Start of MATERIAL PROVIDED
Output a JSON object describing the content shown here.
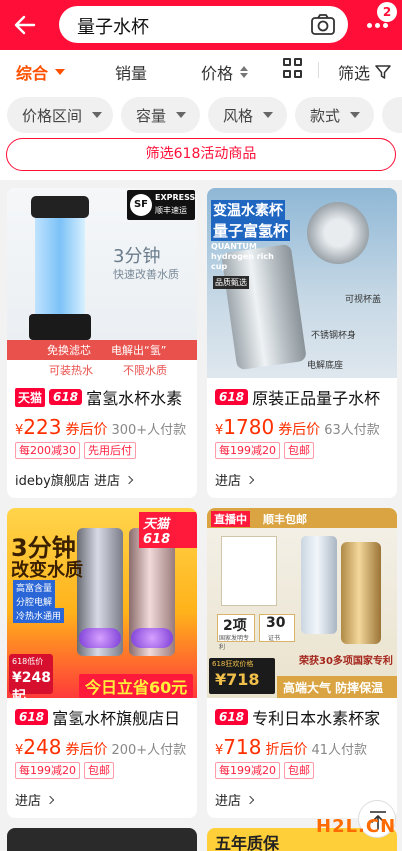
{
  "header": {
    "search_query": "量子水杯",
    "message_count": "2"
  },
  "sortbar": {
    "items": [
      {
        "label": "综合"
      },
      {
        "label": "销量"
      },
      {
        "label": "价格"
      },
      {
        "label": "筛选"
      }
    ]
  },
  "filters": {
    "chips": [
      {
        "label": "价格区间"
      },
      {
        "label": "容量"
      },
      {
        "label": "风格"
      },
      {
        "label": "款式"
      }
    ],
    "promo_label": "筛选618活动商品"
  },
  "products": [
    {
      "tag_tmall": "天猫",
      "tag_618": "618",
      "title": "富氢水杯水素",
      "currency": "¥",
      "price": "223",
      "price_label": "券后价",
      "sales": "300+人付款",
      "badges": [
        "每200减30",
        "先用后付"
      ],
      "shop": "ideby旗舰店 进店",
      "image_texts": {
        "express": "EXPRESS",
        "express_sub": "顺丰速运",
        "sf": "SF",
        "line1": "3分钟",
        "line2": "快速改善水质",
        "banner1": "免换滤芯",
        "banner2": "电解出“氢”",
        "banner3": "可装热水",
        "banner4": "不限水质"
      }
    },
    {
      "tag_618": "618",
      "title": "原装正品量子水杯",
      "currency": "¥",
      "price": "1780",
      "price_label": "券后价",
      "sales": "63人付款",
      "badges": [
        "每199减20",
        "包邮"
      ],
      "shop": "进店",
      "image_texts": {
        "line1": "变温水素杯",
        "line2": "量子富氢杯",
        "line3": "QUANTUM",
        "line4": "hydrogen rich",
        "line5": "cup",
        "callout1": "可视杯盖",
        "callout2": "不锈钢杯身",
        "callout3": "电解底座",
        "badge": "品质甄选"
      }
    },
    {
      "tag_618": "618",
      "title": "富氢水杯旗舰店日",
      "currency": "¥",
      "price": "248",
      "price_label": "券后价",
      "sales": "200+人付款",
      "badges": [
        "每199减20",
        "包邮"
      ],
      "shop": "进店",
      "image_texts": {
        "corner": "天猫618",
        "line1": "3分钟",
        "line2": "改变水质",
        "feat1": "高富含量",
        "feat2": "分腔电解",
        "feat3": "冷热水通用",
        "mini_label": "618低价",
        "mini_price": "¥248起",
        "bottom": "今日立省60元"
      }
    },
    {
      "tag_618": "618",
      "title": "专利日本水素杯家",
      "currency": "¥",
      "price": "718",
      "price_label": "折后价",
      "sales": "41人付款",
      "badges": [
        "每199减20",
        "包邮"
      ],
      "shop": "进店",
      "image_texts": {
        "live": "直播中",
        "shunfeng": "顺丰包邮",
        "cert1": "2项",
        "cert1_sub": "国家发明专利",
        "cert2": "30",
        "cert2_sub": "证书",
        "award": "荣获30多项国家专利",
        "low": "618狂欢价格",
        "low_price": "¥718",
        "slogan": "高端大气 防摔保温"
      }
    }
  ],
  "footer_images": {
    "right_text": "五年质保"
  },
  "watermark": "H2L.CN"
}
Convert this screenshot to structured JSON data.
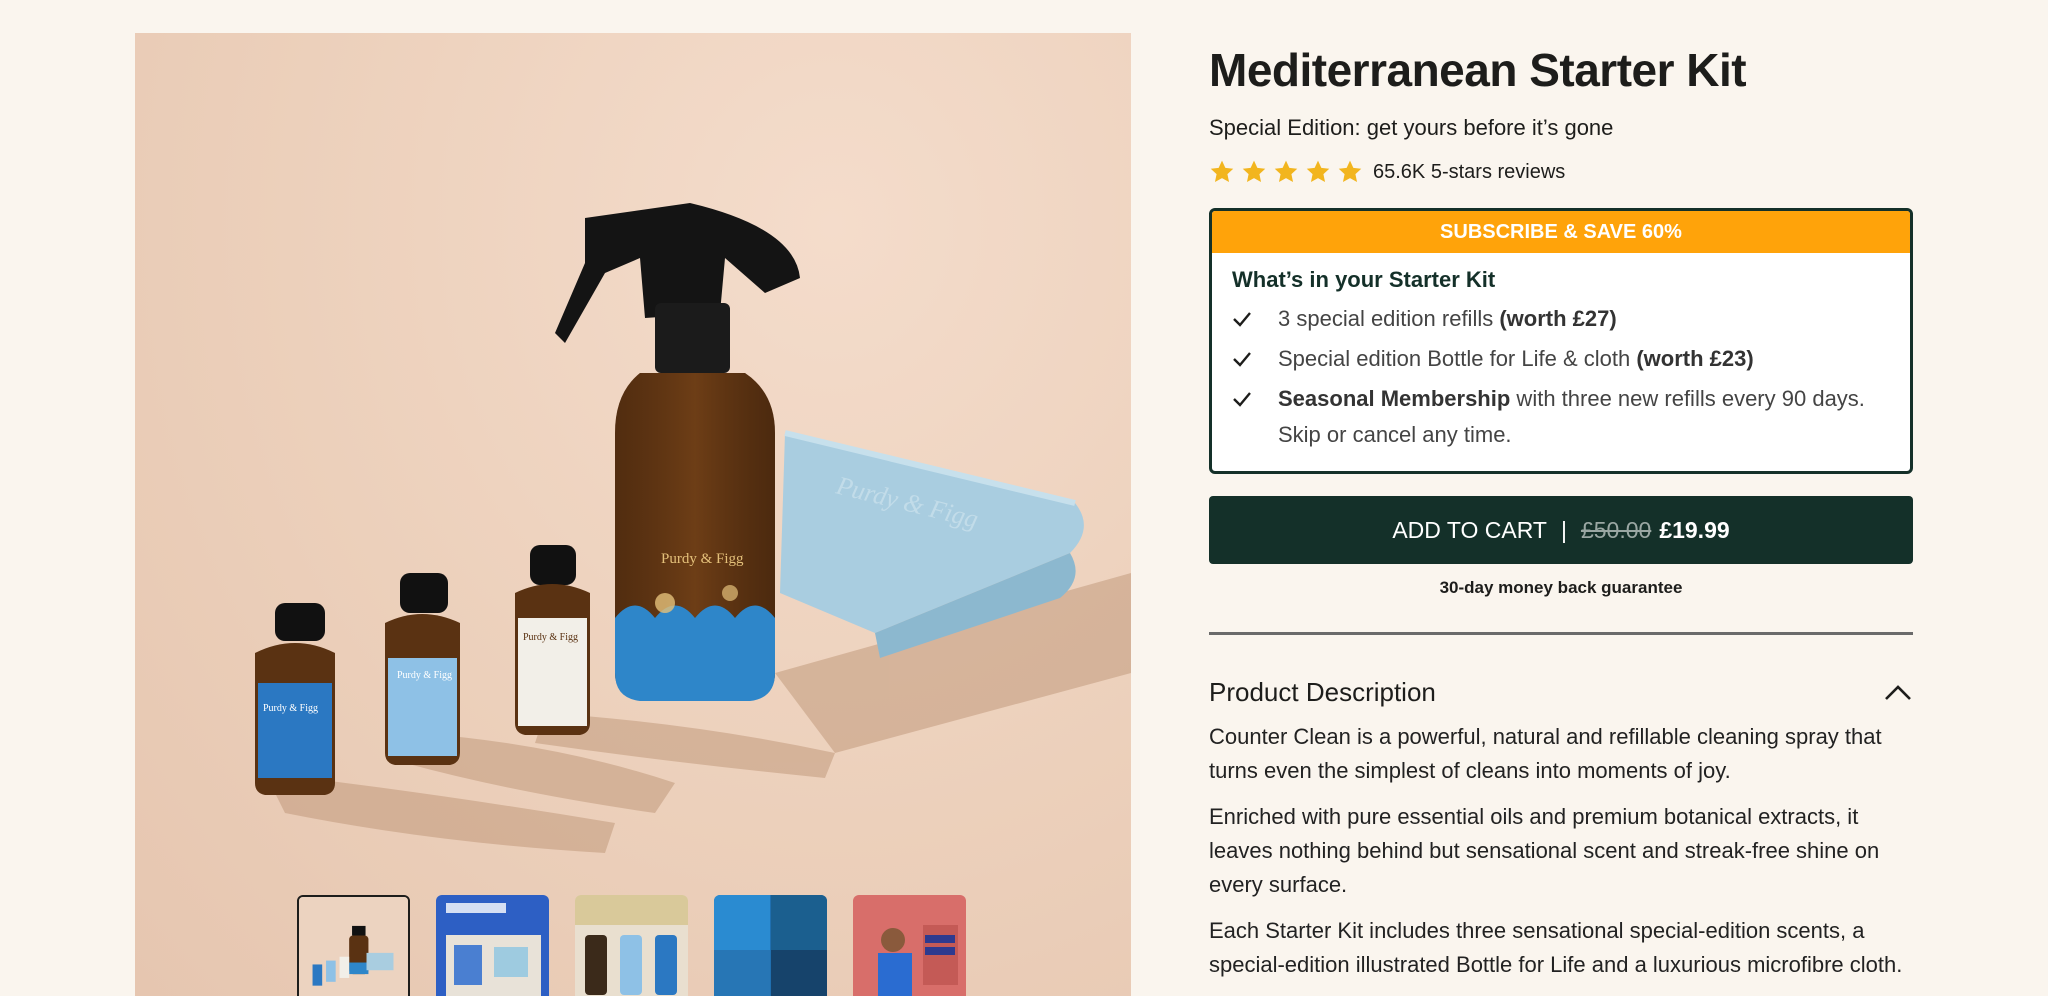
{
  "product": {
    "title": "Mediterranean Starter Kit",
    "subtitle": "Special Edition: get yours before it’s gone",
    "rating": {
      "stars": 5,
      "text": "65.6K 5-stars reviews",
      "star_color": "#f2b51e"
    }
  },
  "gallery": {
    "bottle_label": "Purdy & Figg",
    "thumbnails": [
      {
        "name": "starter-kit"
      },
      {
        "name": "gift-box"
      },
      {
        "name": "three-bottles"
      },
      {
        "name": "cleaning-collage"
      },
      {
        "name": "man-cleaning"
      }
    ]
  },
  "offer": {
    "banner": "SUBSCRIBE & SAVE 60%",
    "banner_color": "#ffa30a",
    "heading": "What’s in your Starter Kit",
    "items": [
      {
        "text": "3 special edition refills ",
        "bold": "(worth £27)"
      },
      {
        "text": "Special edition Bottle for Life & cloth ",
        "bold": "(worth £23)"
      },
      {
        "bold_lead": "Seasonal Membership",
        "text": " with three new refills every 90 days. Skip or cancel any time."
      }
    ]
  },
  "cart": {
    "label": "ADD TO CART",
    "separator": "|",
    "old_price": "£50.00",
    "new_price": "£19.99",
    "guarantee": "30-day money back guarantee",
    "color": "#143029"
  },
  "description": {
    "title": "Product Description",
    "paragraphs": [
      "Counter Clean is a powerful, natural and refillable cleaning spray that turns even the simplest of cleans into moments of joy.",
      "Enriched with pure essential oils and premium botanical extracts, it leaves nothing behind but sensational scent and streak-free shine on every surface.",
      "Each Starter Kit includes three sensational special-edition scents, a special-edition illustrated Bottle for Life and a luxurious microfibre cloth."
    ]
  }
}
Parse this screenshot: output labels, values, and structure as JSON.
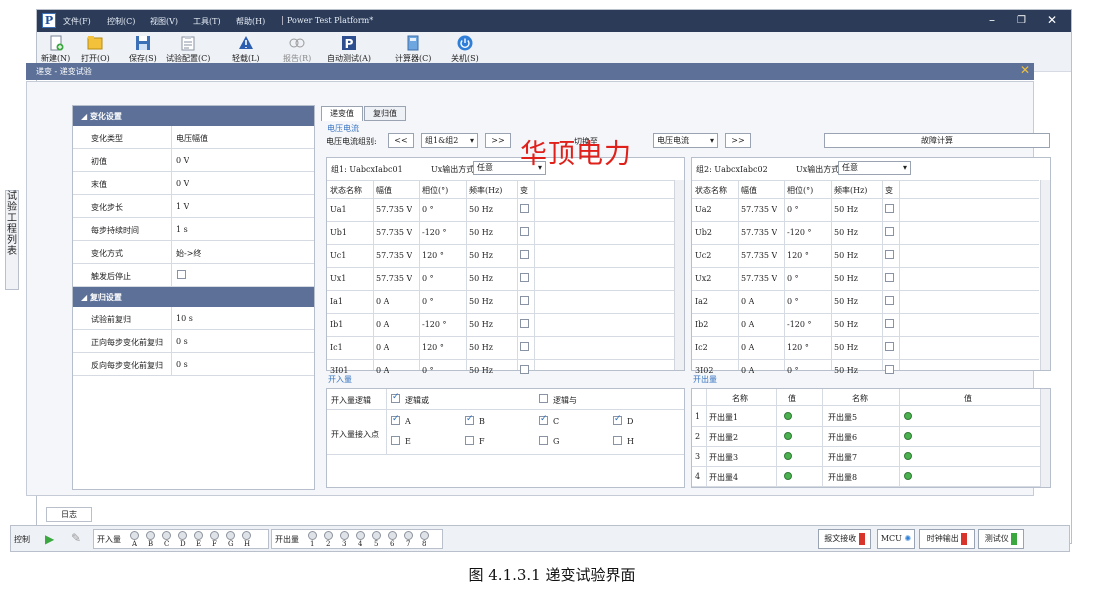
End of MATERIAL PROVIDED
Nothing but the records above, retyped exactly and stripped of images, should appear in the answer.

Output a JSON object describing the content shown here.
{
  "header": {
    "search_query": "量子水杯",
    "message_count": "2"
  },
  "sortbar": {
    "items": [
      {
        "label": "综合"
      },
      {
        "label": "销量"
      },
      {
        "label": "价格"
      },
      {
        "label": "筛选"
      }
    ]
  },
  "filters": {
    "chips": [
      {
        "label": "价格区间"
      },
      {
        "label": "容量"
      },
      {
        "label": "风格"
      },
      {
        "label": "款式"
      }
    ],
    "promo_label": "筛选618活动商品"
  },
  "products": [
    {
      "tag_tmall": "天猫",
      "tag_618": "618",
      "title": "富氢水杯水素",
      "currency": "¥",
      "price": "223",
      "price_label": "券后价",
      "sales": "300+人付款",
      "badges": [
        "每200减30",
        "先用后付"
      ],
      "shop": "ideby旗舰店 进店",
      "image_texts": {
        "express": "EXPRESS",
        "express_sub": "顺丰速运",
        "sf": "SF",
        "line1": "3分钟",
        "line2": "快速改善水质",
        "banner1": "免换滤芯",
        "banner2": "电解出“氢”",
        "banner3": "可装热水",
        "banner4": "不限水质"
      }
    },
    {
      "tag_618": "618",
      "title": "原装正品量子水杯",
      "currency": "¥",
      "price": "1780",
      "price_label": "券后价",
      "sales": "63人付款",
      "badges": [
        "每199减20",
        "包邮"
      ],
      "shop": "进店",
      "image_texts": {
        "line1": "变温水素杯",
        "line2": "量子富氢杯",
        "line3": "QUANTUM",
        "line4": "hydrogen rich",
        "line5": "cup",
        "callout1": "可视杯盖",
        "callout2": "不锈钢杯身",
        "callout3": "电解底座",
        "badge": "品质甄选"
      }
    },
    {
      "tag_618": "618",
      "title": "富氢水杯旗舰店日",
      "currency": "¥",
      "price": "248",
      "price_label": "券后价",
      "sales": "200+人付款",
      "badges": [
        "每199减20",
        "包邮"
      ],
      "shop": "进店",
      "image_texts": {
        "corner": "天猫618",
        "line1": "3分钟",
        "line2": "改变水质",
        "feat1": "高富含量",
        "feat2": "分腔电解",
        "feat3": "冷热水通用",
        "mini_label": "618低价",
        "mini_price": "¥248起",
        "bottom": "今日立省60元"
      }
    },
    {
      "tag_618": "618",
      "title": "专利日本水素杯家",
      "currency": "¥",
      "price": "718",
      "price_label": "折后价",
      "sales": "41人付款",
      "badges": [
        "每199减20",
        "包邮"
      ],
      "shop": "进店",
      "image_texts": {
        "live": "直播中",
        "shunfeng": "顺丰包邮",
        "cert1": "2项",
        "cert1_sub": "国家发明专利",
        "cert2": "30",
        "cert2_sub": "证书",
        "award": "荣获30多项国家专利",
        "low": "618狂欢价格",
        "low_price": "¥718",
        "slogan": "高端大气 防摔保温"
      }
    }
  ],
  "footer_images": {
    "right_text": "五年质保"
  },
  "watermark": "H2L.CN"
}
Convert this screenshot to structured JSON data.
{
  "product": {
    "title": "Mediterranean Starter Kit",
    "subtitle": "Special Edition: get yours before it’s gone",
    "rating": {
      "stars": 5,
      "text": "65.6K 5-stars reviews",
      "star_color": "#f2b51e"
    }
  },
  "gallery": {
    "bottle_label": "Purdy & Figg",
    "thumbnails": [
      {
        "name": "starter-kit"
      },
      {
        "name": "gift-box"
      },
      {
        "name": "three-bottles"
      },
      {
        "name": "cleaning-collage"
      },
      {
        "name": "man-cleaning"
      }
    ]
  },
  "offer": {
    "banner": "SUBSCRIBE & SAVE 60%",
    "banner_color": "#ffa30a",
    "heading": "What’s in your Starter Kit",
    "items": [
      {
        "text": "3 special edition refills ",
        "bold": "(worth £27)"
      },
      {
        "text": "Special edition Bottle for Life & cloth ",
        "bold": "(worth £23)"
      },
      {
        "bold_lead": "Seasonal Membership",
        "text": " with three new refills every 90 days. Skip or cancel any time."
      }
    ]
  },
  "cart": {
    "label": "ADD TO CART",
    "separator": "|",
    "old_price": "£50.00",
    "new_price": "£19.99",
    "guarantee": "30-day money back guarantee",
    "color": "#143029"
  },
  "description": {
    "title": "Product Description",
    "paragraphs": [
      "Counter Clean is a powerful, natural and refillable cleaning spray that turns even the simplest of cleans into moments of joy.",
      "Enriched with pure essential oils and premium botanical extracts, it leaves nothing behind but sensational scent and streak-free shine on every surface.",
      "Each Starter Kit includes three sensational special-edition scents, a special-edition illustrated Bottle for Life and a luxurious microfibre cloth."
    ]
  }
}
Parse this screenshot: output labels, values, and structure as JSON.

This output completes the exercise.